§ About this task
Repeat each record exactly. Any picture gets left out.

[Excerpts from an interface dataset]
▬▬▬▬▬▬

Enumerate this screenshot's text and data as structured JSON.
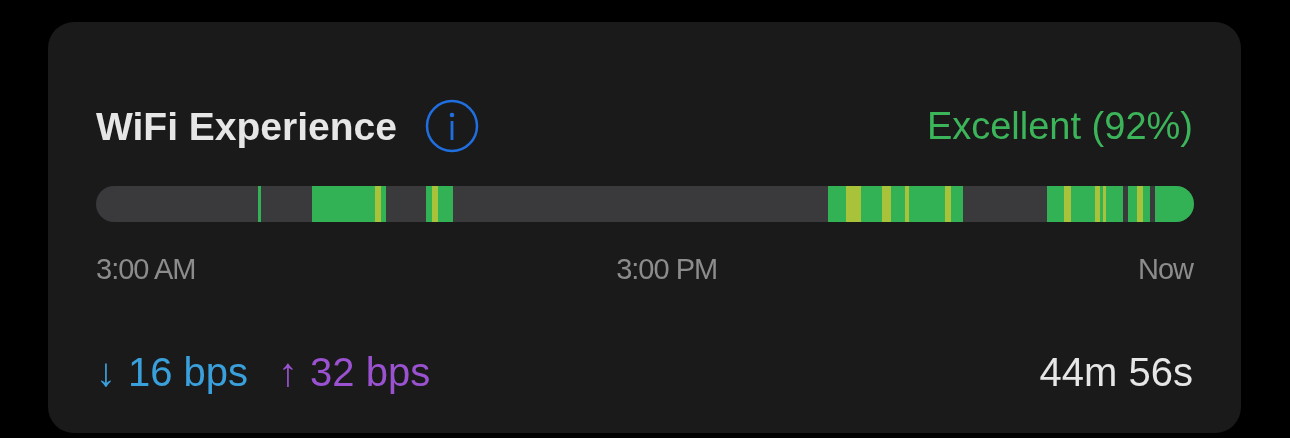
{
  "card": {
    "title": "WiFi Experience",
    "rating": "Excellent (92%)",
    "timeline": {
      "axis_labels": [
        "3:00 AM",
        "3:00 PM",
        "Now"
      ]
    },
    "download": {
      "arrow": "↓",
      "speed": "16 bps"
    },
    "upload": {
      "arrow": "↑",
      "speed": "32 bps"
    },
    "duration": "44m 56s"
  }
}
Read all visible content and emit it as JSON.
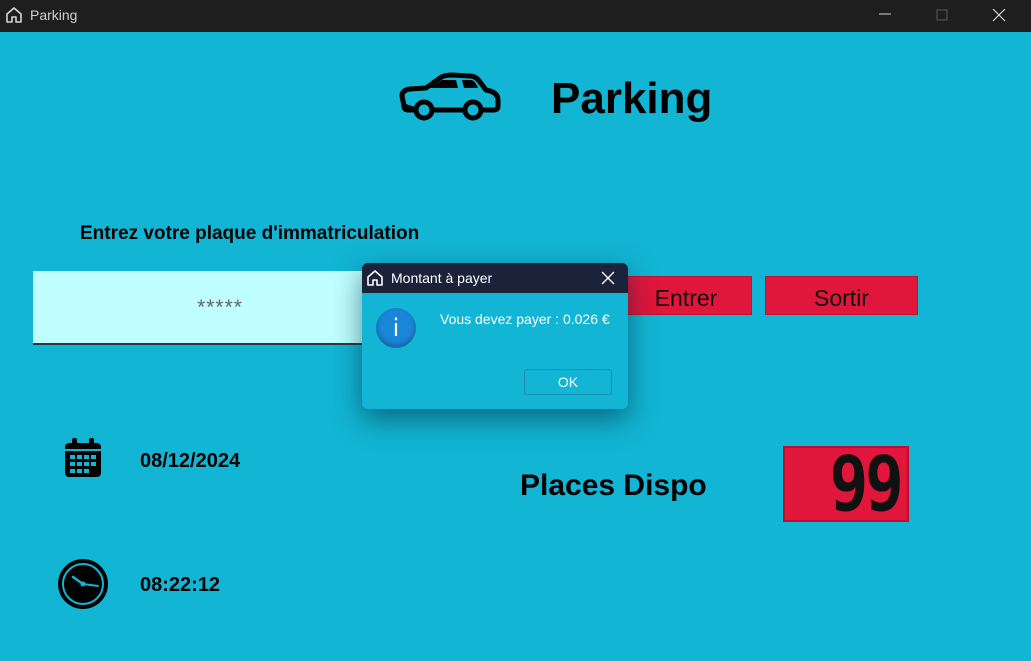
{
  "window": {
    "title": "Parking"
  },
  "app": {
    "heading": "Parking",
    "prompt": "Entrez votre plaque d'immatriculation",
    "plate_placeholder": "*****",
    "enter_label": "Entrer",
    "exit_label": "Sortir",
    "date": "08/12/2024",
    "time": "08:22:12",
    "places_label": "Places Dispo",
    "places_count": "99"
  },
  "dialog": {
    "title": "Montant à payer",
    "message": "Vous devez payer : 0.026 €",
    "ok_label": "OK",
    "icon_glyph": "i"
  },
  "colors": {
    "background": "#12b5d3",
    "titlebar": "#1e1e1e",
    "button": "#e0163a",
    "input": "#bfffff",
    "dialog_titlebar": "#1c2239",
    "info_icon": "#1a86d8"
  }
}
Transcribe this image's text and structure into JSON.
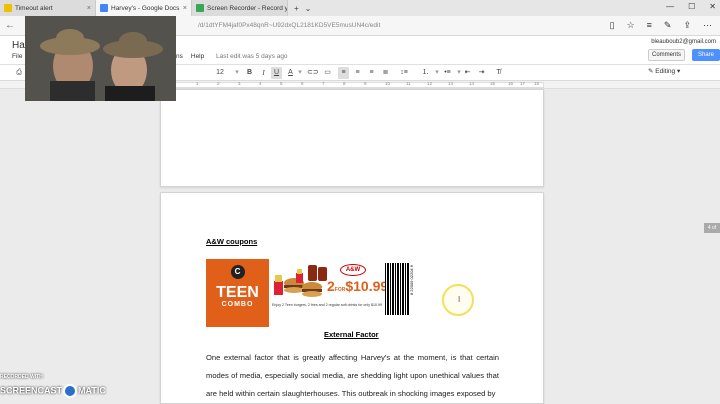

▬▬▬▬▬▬

§ Problem solution
Enumerate this screenshot's text and data as structured JSON.
{
  "card": {
    "title": "WiFi Experience",
    "rating": "Excellent (92%)",
    "timeline": {
      "axis_labels": [
        "3:00 AM",
        "3:00 PM",
        "Now"
      ]
    },
    "download": {
      "arrow": "↓",
      "speed": "16 bps"
    },
    "upload": {
      "arrow": "↑",
      "speed": "32 bps"
    },
    "duration": "44m 56s"
  }
}
Read all visible content and emit it as JSON.
{
  "window": {
    "title": "Parking"
  },
  "app": {
    "heading": "Parking",
    "prompt": "Entrez votre plaque d'immatriculation",
    "plate_placeholder": "*****",
    "enter_label": "Entrer",
    "exit_label": "Sortir",
    "date": "08/12/2024",
    "time": "08:22:12",
    "places_label": "Places Dispo",
    "places_count": "99"
  },
  "dialog": {
    "title": "Montant à payer",
    "message": "Vous devez payer : 0.026 €",
    "ok_label": "OK",
    "icon_glyph": "i"
  },
  "colors": {
    "background": "#12b5d3",
    "titlebar": "#1e1e1e",
    "button": "#e0163a",
    "input": "#bfffff",
    "dialog_titlebar": "#1c2239",
    "info_icon": "#1a86d8"
  }
}
Transcribe this image's text and structure into JSON.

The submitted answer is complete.